Whatever you do, don’t put on a Make America Great Again hat.

Just ask Kanye West.

After the rap star tweeted something supporting President Donald Trump — insofar as it was not anti-Trump — his whole world changed. On April 25, West wrote, “You don’t have to agree with trump but the mob can’t make me not love him. We are both dragon energy. He is my brother. I love everyone. I don’t agree with everything anyone does. That’s what makes us individuals. And we have the right to independent thought.”

It didn’t matter that in that same minute, he also tweeted, “I love Hillary too” or that right before, he had prefaced the tweet by stating, “Free thinkers don’t fear retaliation for your thoughts. The traditional thinkers are only using thoughts and words but they are in a mental prison. You are free. You’ve already won. Feel energized. Move in love not fear. Be afraid of nothing.”

Or that a minute later he added, “Love who you want to love. That’s free thought. I’m not even political. I’m not a democrat or a republican.”

None of that mattered to the thought police, who immediately sprang into action as West was savaged on his own Twitter feed. It wasn’t that he had posted something that was pro-Trump. It’s that it wasn’t anti-Trump.

Later, West posted a picture of himself wearing a Make America Great Again hat and a picture revealing that his hat had been signed by Trump personally. And then a picture of the President retweeting West, thanking him and writing, “very cool!”

Songwriter John Legend later texted his friend, which West posted, stating, “So many people who love you feel so betrayed right now because they know the harm that Trump’s policies cause, especially to people of color. Don’t let this be part of your legacy.” To which, West replied, cordially but pointedly, “I love you John and I appreciate your thoughts. You bringing up my fans or my legacy is a tactic based on fear used to manipulate my free thought.”

Later, Chance the Rapper tweeted in support of West, “Black people don’t have to be democrats” and then predicted the next President would be an independent.

That was enough to break the Internet. Chance, particularly, inspired by West, had single-handedly smashed identity politics in a single tweet. It seems some won’t be silenced so easily.

West later doubled down on Twitter, writing, “Claudio will be awesome when me and Chance build new homes in Chicago” and “Obama was in office for eight years and nothing in Chicago changed.” Whoa.

It must be noted that it is practically impossible to draw an electoral map Democrats can win particularly in presidential contests without the near universal support from black Americans they currently garner — who comprise 12 percent of the population but 89 percent of whom tend to vote Democrat according to exit polls.

What Chance suggested really cuts to the heart of any political power Democrats currently wield because it begs the question, what if blacks didn’t vote for Democrats?

Leaving that aside, that doesn’t mean there would a sudden shift to vote Republican either.

West has clarified that he does not necessarily share the President’s political views. It was not an endorsement as much as a show of respect to the President of the United States. Similarly, Trump’s supporters might find little else in common with West, but there’s a larger point West is making that does have a universal appeal.

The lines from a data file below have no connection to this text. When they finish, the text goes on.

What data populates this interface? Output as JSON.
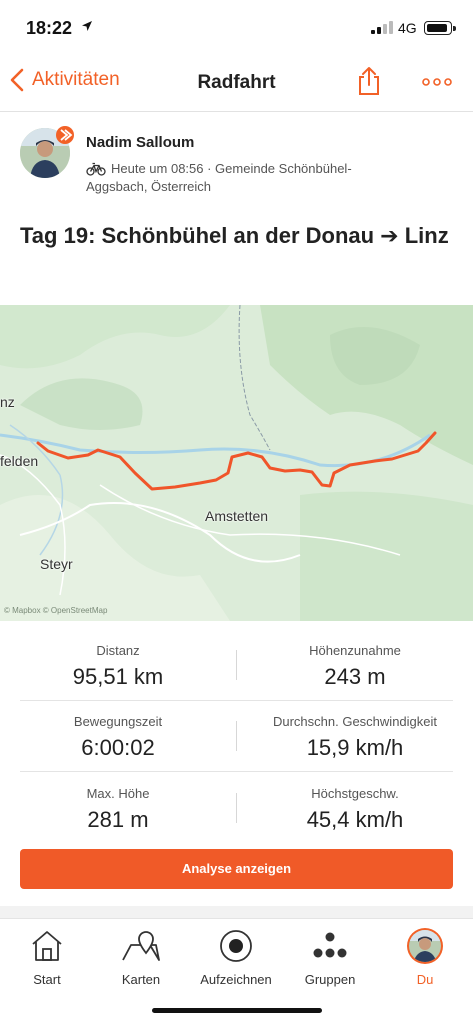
{
  "status_bar": {
    "time": "18:22",
    "network": "4G"
  },
  "nav": {
    "back_label": "Aktivitäten",
    "title": "Radfahrt"
  },
  "athlete": {
    "name": "Nadim Salloum",
    "meta": "Heute um 08:56 · Gemeinde Schönbühel-Aggsbach, Österreich"
  },
  "activity": {
    "title": "Tag 19: Schönbühel an der Donau ➔ Linz"
  },
  "map": {
    "labels": {
      "linz": "nz",
      "enns": "felden",
      "amstetten": "Amstetten",
      "steyr": "Steyr"
    },
    "attribution": "© Mapbox © OpenStreetMap",
    "route_color": "#f0552a"
  },
  "stats": [
    {
      "label": "Distanz",
      "value": "95,51 km"
    },
    {
      "label": "Höhenzunahme",
      "value": "243 m"
    },
    {
      "label": "Bewegungszeit",
      "value": "6:00:02"
    },
    {
      "label": "Durchschn. Geschwindigkeit",
      "value": "15,9 km/h"
    },
    {
      "label": "Max. Höhe",
      "value": "281 m"
    },
    {
      "label": "Höchstgeschw.",
      "value": "45,4 km/h"
    }
  ],
  "analyse_button": "Analyse anzeigen",
  "tabs": [
    {
      "label": "Start",
      "icon": "home-icon"
    },
    {
      "label": "Karten",
      "icon": "map-pin-icon"
    },
    {
      "label": "Aufzeichnen",
      "icon": "record-icon"
    },
    {
      "label": "Gruppen",
      "icon": "groups-icon"
    },
    {
      "label": "Du",
      "icon": "avatar"
    }
  ],
  "colors": {
    "accent": "#f26127",
    "button": "#f05a28"
  }
}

Perhaps it’s just as West said and he’s tired of all the hateful politics and political violence that have become so prevalent today, and so wished as he stated to express a unifying message of love, letting Americans of all creeds and color that it’s okay to disagree because at the end of the day, we’re still all Americans.

Actor Rob Lowe had a similar tweet in response to the ratings success of the new Roseanne show, which features Roseanne as a pro-Trump lead character. In it, Lowe called attention to something that has been seemingly lost today but is actually just being ignored. Millions of Americans “who are able to laugh and love together as they passionately disagree,” in Lowe’s words, which describes my family and surely yours, too.

That’s the America I believe in. The one with a dialogue that actually exists in everyday life, if not in the invective and personal attacks we typically find from the social media political warriors behaving as society’s thought police, who are so invested in identity politics and political correctness they cannot countenance such a stunning development as free thought.

For example, Rolling Stone’s Jon Dolan, who has written plenty of positive reviews of West, in the past calling his work that of a “genius,” was particularly vile in his denunciation, writing, “It’s music that until this deal-breaking week most of us could still listen to with revelation and enjoyment.” Dolan still called him “the engine of a massive amount of amazing music full of raw beauty and exhilarating contradictions” but concluded he was a “jerkoff” so as to leave no doubt.

You see, now that West simply said he loves Trump and called him his brother — and Hillary and all people, too, but forget about that — and that’s “deal-breaking.” How could a message of peace lead to such venom?

Still, how refreshing. And how telling it is that today people thinking for themselves is so controversial. Bravo to Kanye West for putting an exclamation point on it.

Robert Romano is the Vice President of Public Policy at Americans for Limited Government. 

Americans for Limited Government is a non-partisan, nationwide network committed to advancing free market reforms, private property rights and core American liberties.  For more information on ALG please visit the website at www.GetLiberty.org.  You can also read more articles at www.dailytorch.com.